**What the exercise asks**.
For each line below that contains the word "Days", make a copy.

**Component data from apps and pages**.
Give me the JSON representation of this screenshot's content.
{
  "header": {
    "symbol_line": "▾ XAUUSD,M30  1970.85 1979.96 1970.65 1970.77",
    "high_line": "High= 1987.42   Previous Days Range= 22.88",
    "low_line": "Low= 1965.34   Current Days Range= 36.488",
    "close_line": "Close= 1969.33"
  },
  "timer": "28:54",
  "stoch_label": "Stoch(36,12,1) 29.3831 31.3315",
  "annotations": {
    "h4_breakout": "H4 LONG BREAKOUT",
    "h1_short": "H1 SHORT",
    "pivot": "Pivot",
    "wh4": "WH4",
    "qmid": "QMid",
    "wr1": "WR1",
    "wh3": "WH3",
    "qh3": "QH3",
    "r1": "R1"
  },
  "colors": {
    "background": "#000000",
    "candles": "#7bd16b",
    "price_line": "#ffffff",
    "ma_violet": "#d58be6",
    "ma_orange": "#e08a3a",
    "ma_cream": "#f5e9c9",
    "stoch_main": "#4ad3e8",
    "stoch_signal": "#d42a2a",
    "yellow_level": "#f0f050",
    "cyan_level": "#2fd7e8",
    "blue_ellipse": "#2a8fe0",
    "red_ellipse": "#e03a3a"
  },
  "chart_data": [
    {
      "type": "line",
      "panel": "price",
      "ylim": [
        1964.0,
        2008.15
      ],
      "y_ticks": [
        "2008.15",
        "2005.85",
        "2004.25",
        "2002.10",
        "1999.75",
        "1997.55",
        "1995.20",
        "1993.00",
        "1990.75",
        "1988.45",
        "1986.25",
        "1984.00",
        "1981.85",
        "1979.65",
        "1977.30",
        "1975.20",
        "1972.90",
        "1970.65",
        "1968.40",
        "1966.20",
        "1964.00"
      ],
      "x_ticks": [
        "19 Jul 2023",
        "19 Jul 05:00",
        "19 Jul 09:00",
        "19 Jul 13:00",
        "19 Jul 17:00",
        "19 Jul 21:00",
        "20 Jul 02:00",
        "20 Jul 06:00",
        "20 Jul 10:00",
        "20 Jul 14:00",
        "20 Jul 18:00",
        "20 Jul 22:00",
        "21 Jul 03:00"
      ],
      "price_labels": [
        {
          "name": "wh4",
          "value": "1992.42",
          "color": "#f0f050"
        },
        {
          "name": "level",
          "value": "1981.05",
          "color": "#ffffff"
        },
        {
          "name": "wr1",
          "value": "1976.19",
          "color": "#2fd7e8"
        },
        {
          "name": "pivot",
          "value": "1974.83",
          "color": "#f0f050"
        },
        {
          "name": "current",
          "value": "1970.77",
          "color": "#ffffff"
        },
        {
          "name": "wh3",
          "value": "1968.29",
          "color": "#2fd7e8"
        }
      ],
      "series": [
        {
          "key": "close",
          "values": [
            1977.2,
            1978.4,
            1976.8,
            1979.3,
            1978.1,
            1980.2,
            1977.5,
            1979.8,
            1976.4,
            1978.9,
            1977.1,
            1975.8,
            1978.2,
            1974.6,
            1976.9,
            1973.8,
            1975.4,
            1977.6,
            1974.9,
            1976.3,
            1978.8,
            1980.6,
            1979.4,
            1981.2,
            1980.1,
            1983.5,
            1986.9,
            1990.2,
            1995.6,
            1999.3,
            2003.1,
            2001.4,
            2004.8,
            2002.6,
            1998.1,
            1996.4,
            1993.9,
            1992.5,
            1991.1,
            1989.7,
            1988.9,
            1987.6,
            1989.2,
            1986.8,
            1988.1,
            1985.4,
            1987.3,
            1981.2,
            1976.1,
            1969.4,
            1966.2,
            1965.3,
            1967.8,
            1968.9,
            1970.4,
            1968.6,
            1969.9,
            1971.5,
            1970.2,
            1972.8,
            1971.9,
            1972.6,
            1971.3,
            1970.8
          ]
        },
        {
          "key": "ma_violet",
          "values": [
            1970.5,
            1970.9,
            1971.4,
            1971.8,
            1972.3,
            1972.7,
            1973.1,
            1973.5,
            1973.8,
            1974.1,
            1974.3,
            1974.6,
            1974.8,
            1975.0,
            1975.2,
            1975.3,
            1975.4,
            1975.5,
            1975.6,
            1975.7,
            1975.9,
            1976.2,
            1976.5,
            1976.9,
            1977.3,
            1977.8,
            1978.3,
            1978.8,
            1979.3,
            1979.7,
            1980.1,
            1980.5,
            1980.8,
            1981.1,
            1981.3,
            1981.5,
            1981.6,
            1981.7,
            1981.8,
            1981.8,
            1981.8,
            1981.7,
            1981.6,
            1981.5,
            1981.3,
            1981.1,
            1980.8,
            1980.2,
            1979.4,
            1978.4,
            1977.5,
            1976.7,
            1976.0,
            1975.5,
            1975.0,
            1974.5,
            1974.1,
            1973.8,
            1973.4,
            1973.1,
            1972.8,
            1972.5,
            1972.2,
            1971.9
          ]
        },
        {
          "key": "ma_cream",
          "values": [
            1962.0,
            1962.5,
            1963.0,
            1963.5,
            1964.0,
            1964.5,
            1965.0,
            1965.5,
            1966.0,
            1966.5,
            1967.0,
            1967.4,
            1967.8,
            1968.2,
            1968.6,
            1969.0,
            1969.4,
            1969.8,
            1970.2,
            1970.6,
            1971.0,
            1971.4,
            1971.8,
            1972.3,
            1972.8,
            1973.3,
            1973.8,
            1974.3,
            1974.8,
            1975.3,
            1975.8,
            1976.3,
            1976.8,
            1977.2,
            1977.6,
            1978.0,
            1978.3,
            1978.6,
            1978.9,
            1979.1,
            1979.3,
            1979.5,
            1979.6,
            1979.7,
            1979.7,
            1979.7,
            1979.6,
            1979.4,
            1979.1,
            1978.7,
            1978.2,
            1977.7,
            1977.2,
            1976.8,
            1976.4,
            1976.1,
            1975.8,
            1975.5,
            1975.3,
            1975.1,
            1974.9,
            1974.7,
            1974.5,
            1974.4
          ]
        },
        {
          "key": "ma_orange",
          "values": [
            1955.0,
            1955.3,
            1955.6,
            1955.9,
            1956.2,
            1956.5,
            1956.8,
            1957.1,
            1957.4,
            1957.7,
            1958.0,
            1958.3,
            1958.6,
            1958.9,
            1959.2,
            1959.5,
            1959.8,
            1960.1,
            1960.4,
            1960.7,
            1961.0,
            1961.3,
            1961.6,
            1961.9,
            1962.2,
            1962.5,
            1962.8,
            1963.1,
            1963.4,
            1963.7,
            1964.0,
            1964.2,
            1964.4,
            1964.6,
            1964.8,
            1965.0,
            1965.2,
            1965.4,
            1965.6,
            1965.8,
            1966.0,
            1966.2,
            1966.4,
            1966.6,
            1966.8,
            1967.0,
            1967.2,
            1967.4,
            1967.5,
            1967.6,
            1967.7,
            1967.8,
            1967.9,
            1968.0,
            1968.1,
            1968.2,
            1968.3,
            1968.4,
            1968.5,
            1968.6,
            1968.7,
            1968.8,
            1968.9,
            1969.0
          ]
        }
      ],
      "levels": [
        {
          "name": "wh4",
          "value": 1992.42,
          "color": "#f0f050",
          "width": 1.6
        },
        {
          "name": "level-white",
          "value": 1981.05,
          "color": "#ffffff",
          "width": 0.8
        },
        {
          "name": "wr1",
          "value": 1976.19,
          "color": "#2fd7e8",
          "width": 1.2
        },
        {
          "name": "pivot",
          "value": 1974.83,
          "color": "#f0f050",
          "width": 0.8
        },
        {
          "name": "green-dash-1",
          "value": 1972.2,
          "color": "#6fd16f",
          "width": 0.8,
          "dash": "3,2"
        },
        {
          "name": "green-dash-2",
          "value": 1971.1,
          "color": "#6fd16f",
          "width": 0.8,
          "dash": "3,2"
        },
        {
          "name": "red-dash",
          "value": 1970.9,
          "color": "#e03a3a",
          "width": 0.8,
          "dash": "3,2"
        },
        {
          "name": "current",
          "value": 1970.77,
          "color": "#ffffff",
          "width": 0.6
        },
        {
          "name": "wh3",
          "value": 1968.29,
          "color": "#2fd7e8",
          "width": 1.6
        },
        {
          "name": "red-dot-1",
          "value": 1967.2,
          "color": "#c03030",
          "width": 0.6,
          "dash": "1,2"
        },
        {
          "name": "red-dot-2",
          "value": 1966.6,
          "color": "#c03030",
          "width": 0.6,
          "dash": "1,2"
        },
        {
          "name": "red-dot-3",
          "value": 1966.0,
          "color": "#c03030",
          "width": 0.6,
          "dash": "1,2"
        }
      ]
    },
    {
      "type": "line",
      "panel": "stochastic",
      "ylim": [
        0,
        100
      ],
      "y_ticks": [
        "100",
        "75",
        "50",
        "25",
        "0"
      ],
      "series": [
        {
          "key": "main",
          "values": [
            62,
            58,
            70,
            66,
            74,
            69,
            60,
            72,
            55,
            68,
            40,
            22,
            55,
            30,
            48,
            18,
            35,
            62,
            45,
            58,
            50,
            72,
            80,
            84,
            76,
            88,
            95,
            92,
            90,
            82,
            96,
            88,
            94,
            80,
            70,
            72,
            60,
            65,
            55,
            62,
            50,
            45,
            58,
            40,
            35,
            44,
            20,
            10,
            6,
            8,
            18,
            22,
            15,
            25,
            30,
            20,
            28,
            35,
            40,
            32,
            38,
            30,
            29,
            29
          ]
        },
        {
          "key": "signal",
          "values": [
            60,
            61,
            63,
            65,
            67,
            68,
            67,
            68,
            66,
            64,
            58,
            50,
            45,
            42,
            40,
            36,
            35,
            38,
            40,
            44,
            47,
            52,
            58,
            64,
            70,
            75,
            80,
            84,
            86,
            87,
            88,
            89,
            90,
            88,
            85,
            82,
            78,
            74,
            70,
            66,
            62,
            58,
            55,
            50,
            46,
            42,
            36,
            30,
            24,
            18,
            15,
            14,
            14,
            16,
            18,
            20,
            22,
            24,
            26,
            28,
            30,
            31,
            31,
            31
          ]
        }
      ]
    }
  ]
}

**Task result**.
    "high_line": "High= 1987.42   Previous Days Range= 22.88",
    "low_line": "Low= 1965.34   Current Days Range= 36.488",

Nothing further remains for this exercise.